The Price Elasticity of Charitable Giving: Does the Form of Tax Relief Matter? (with Sarah Smith), International Tax and Public Finance 22, April 2015, pp. 330-352.
Private Provision of Public Goods and Information Diffusion in Social Groups, International Economic Review 55, November 2014, pp. 1019-1042.
Impure Pro-social Motivation in Charity Provision: Warm Glow Charities and Implications for Public Funding, Journal of Public Economics 114, June 2014, pp. 50-57.
Donations to Disaster Appeals, (with Mark Ottoni-Wilhelm & Sarah Smith). In: K. Scharf and M. Tonin, eds. The Economics of Philanthropy, Cambridge MA 02142-1209, The MIT Press, 2018.
The Economics of Philanthropy, (K. Scharf and M. Tonin eds.), Cambridge MA 02142-1209, The MIT Press, 2018.
Donations to Disaster Appeals, (with Mark Ottoni-Wilhelm and Sarah Smith). In: K. Scharf and M. Tonin, eds. The Economics of Philanthropy, Cambridge MA 02142-1209, The MIT Press, 2018.
Online Fundraising–The Perfect Ask? (with Abigail Payne and Sarah Smith). In: J. Costa-Font and M. Macis, eds. Social Economics: Current and emerging avenues, Cambridge MA 02142-1209, The MIT Press, 2017.
The Tax Treatment of Charitable Contributions in the UK, (with Sarah Smith). In: G. Fack and C. Landais, eds. Charitable Giving and Tax Policy: A Historical and Comparative Perspective, Oxford University Press, September 2016.

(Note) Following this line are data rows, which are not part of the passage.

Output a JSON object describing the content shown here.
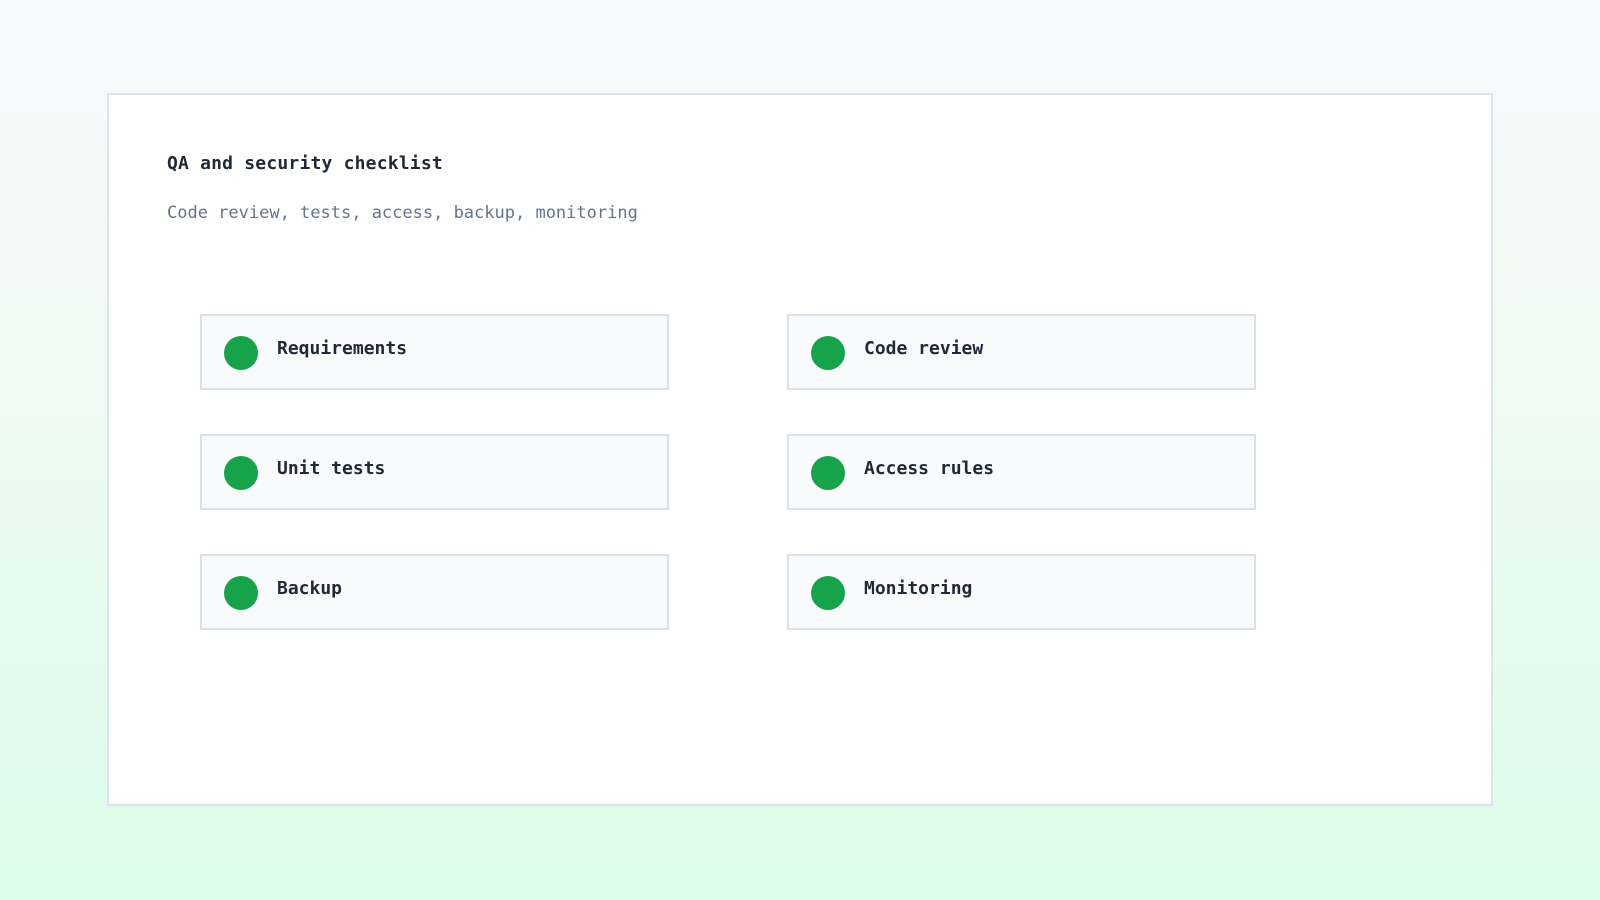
{
  "checklist": {
    "title": "QA and security checklist",
    "subtitle": "Code review, tests, access, backup, monitoring",
    "status_color": "#16a34a",
    "items": [
      {
        "label": "Requirements",
        "status": "done",
        "icon": "status-dot-icon"
      },
      {
        "label": "Code review",
        "status": "done",
        "icon": "status-dot-icon"
      },
      {
        "label": "Unit tests",
        "status": "done",
        "icon": "status-dot-icon"
      },
      {
        "label": "Access rules",
        "status": "done",
        "icon": "status-dot-icon"
      },
      {
        "label": "Backup",
        "status": "done",
        "icon": "status-dot-icon"
      },
      {
        "label": "Monitoring",
        "status": "done",
        "icon": "status-dot-icon"
      }
    ]
  }
}
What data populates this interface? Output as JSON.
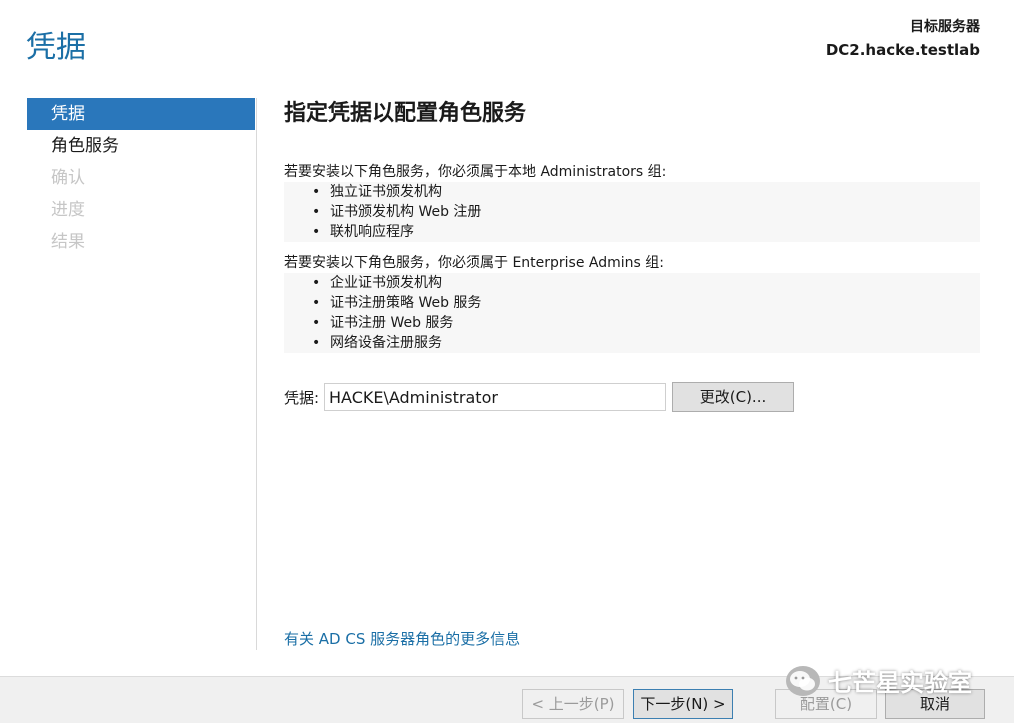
{
  "page": {
    "title": "凭据",
    "target_label": "目标服务器",
    "target_value": "DC2.hacke.testlab"
  },
  "nav": {
    "items": [
      {
        "label": "凭据",
        "state": "active"
      },
      {
        "label": "角色服务",
        "state": "normal"
      },
      {
        "label": "确认",
        "state": "disabled"
      },
      {
        "label": "进度",
        "state": "disabled"
      },
      {
        "label": "结果",
        "state": "disabled"
      }
    ]
  },
  "content": {
    "heading": "指定凭据以配置角色服务",
    "local_admin_text": "若要安装以下角色服务，你必须属于本地 Administrators 组:",
    "local_admin_list": [
      "独立证书颁发机构",
      "证书颁发机构 Web 注册",
      "联机响应程序"
    ],
    "enterprise_admin_text": "若要安装以下角色服务，你必须属于 Enterprise Admins 组:",
    "enterprise_admin_list": [
      "企业证书颁发机构",
      "证书注册策略 Web 服务",
      "证书注册 Web 服务",
      "网络设备注册服务"
    ],
    "credential_label": "凭据:",
    "credential_value": "HACKE\\Administrator",
    "change_button": "更改(C)...",
    "more_info_link": "有关 AD CS 服务器角色的更多信息"
  },
  "footer": {
    "prev_button": "< 上一步(P)",
    "next_button": "下一步(N) >",
    "configure_button": "配置(C)",
    "cancel_button": "取消"
  },
  "watermark": {
    "text": "七芒星实验室"
  },
  "colors": {
    "accent": "#2a77bb",
    "title": "#1b6fa6",
    "disabled": "#c6c6c6"
  }
}
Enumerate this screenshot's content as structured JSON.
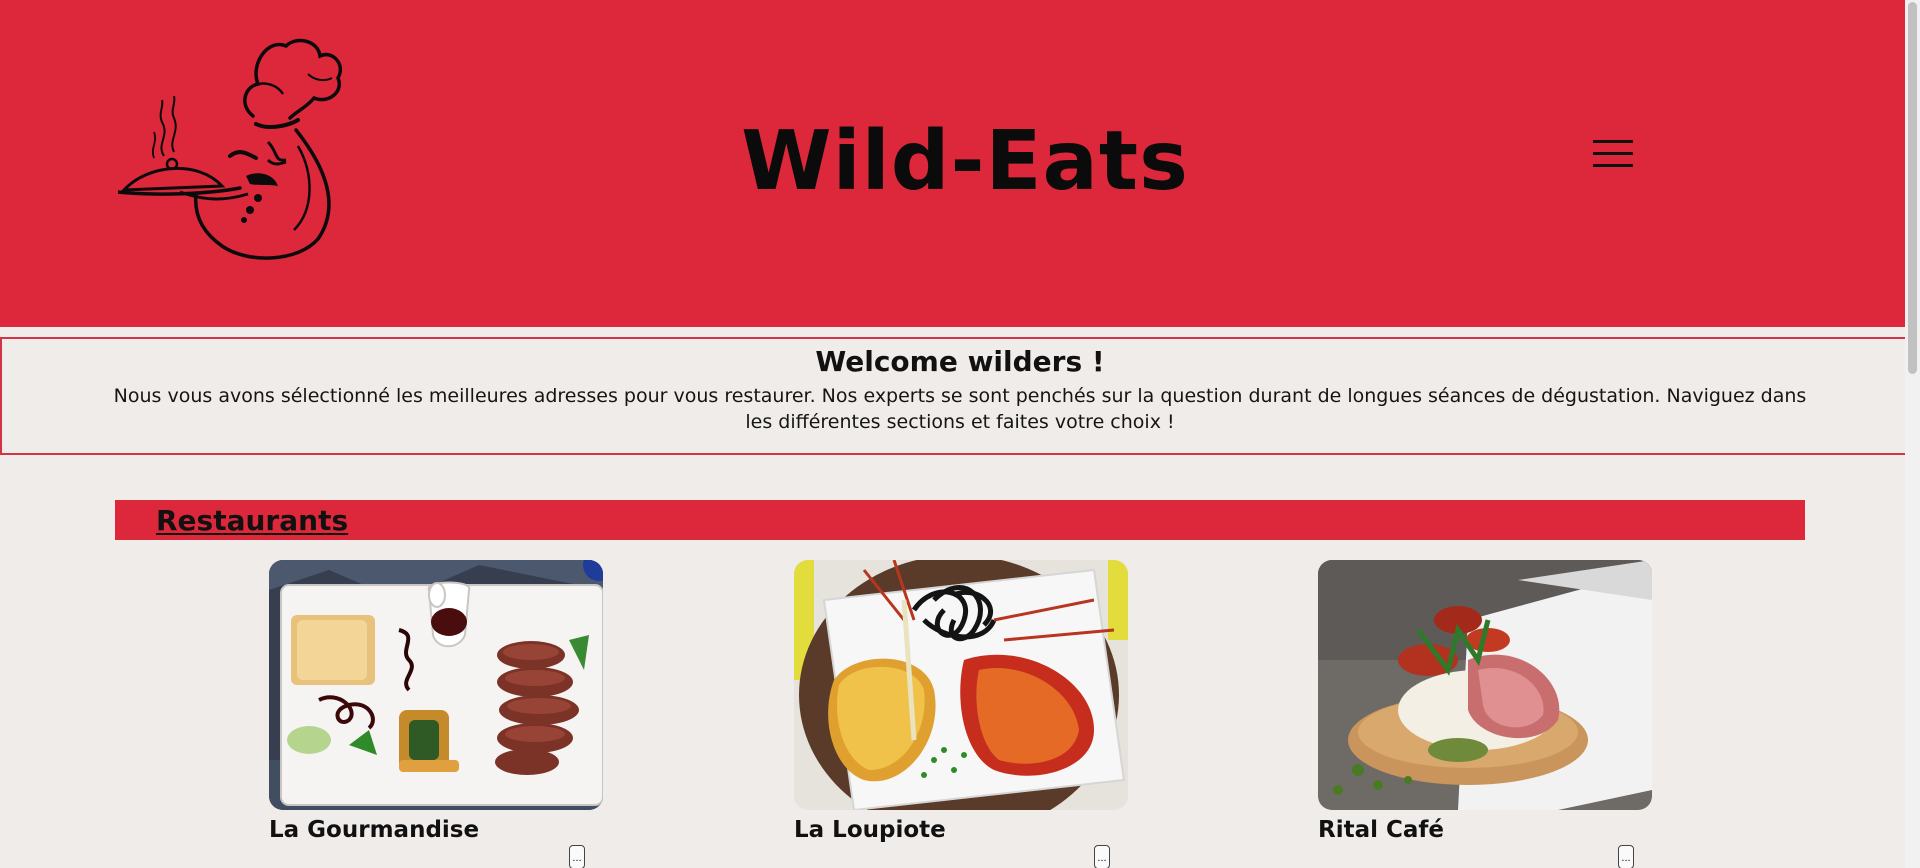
{
  "header": {
    "title": "Wild-Eats",
    "menu_icon": "hamburger-menu-icon",
    "brand_color": "#dc283a"
  },
  "welcome": {
    "heading": "Welcome wilders !",
    "text": "Nous vous avons sélectionné les meilleures adresses pour vous restaurer. Nos experts se sont penchés sur la question durant de longues séances de dégustation. Naviguez dans les différentes sections et faites votre choix !"
  },
  "section": {
    "title": "Restaurants"
  },
  "restaurants": [
    {
      "name": "La Gourmandise",
      "more_label": "..."
    },
    {
      "name": "La Loupiote",
      "more_label": "..."
    },
    {
      "name": "Rital Café",
      "more_label": "..."
    }
  ],
  "colors": {
    "accent": "#dc283a",
    "background": "#f0ece9",
    "welcome_border": "#d13447"
  }
}
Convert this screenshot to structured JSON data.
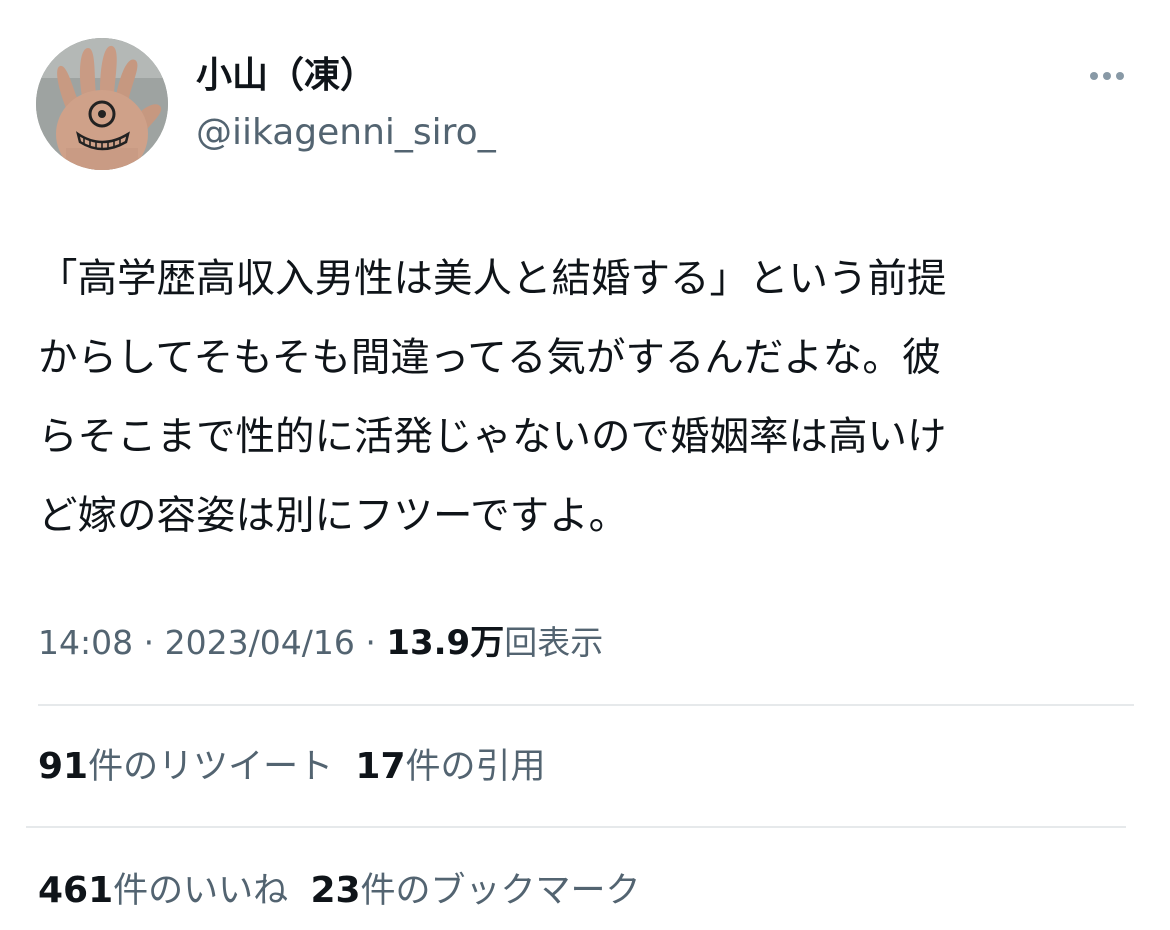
{
  "author": {
    "display_name": "小山（凍）",
    "handle": "@iikagenni_siro_",
    "avatar_icon": "hand-with-eye-drawing-avatar"
  },
  "menu": {
    "more_icon": "more-horizontal-icon"
  },
  "tweet": {
    "lines": [
      "「高学歴高収入男性は美人と結婚する」という前提",
      "からしてそもそも間違ってる気がするんだよな。彼",
      "らそこまで性的に活発じゃないので婚姻率は高いけ",
      "ど嫁の容姿は別にフツーですよ。"
    ]
  },
  "meta": {
    "time": "14:08",
    "separator": "·",
    "date": "2023/04/16",
    "views_count": "13.9万",
    "views_label": "回表示"
  },
  "stats": {
    "retweets": {
      "count": "91",
      "label": "件のリツイート"
    },
    "quotes": {
      "count": "17",
      "label": "件の引用"
    },
    "likes": {
      "count": "461",
      "label": "件のいいね"
    },
    "bookmarks": {
      "count": "23",
      "label": "件のブックマーク"
    }
  },
  "colors": {
    "text_primary": "#0f1419",
    "text_secondary": "#536471",
    "divider": "#e6e9eb"
  }
}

The Definition, Measurement, and Evaluation of Tax Expenditures and Tax Relief, (with Nigar Hashimzade, Chris Heady, Gareth Myles, and Lynne Oates), ESRC Tax Administration Research Centre Briefing Report, National Audit Office, June 2014
I am Professor of Economics and Public Policy and Head of the School of Economics at the University of Nottingham.
I am also a Fellow of the Academy of Social Sciences, Member of Council at the ESRC and an Editor of Fiscal Studies.
My research interests include: The economics of charitable giving, fundraising and philanthropy; public economics; social data science; international tax; political economy; and microeconomic theory
Follow me on Twitter @KimberleyScharf
Professor of Economics and Public Policy
Director, NAO-Birmingham Tax Centre
Department of Economics
University of Birmingham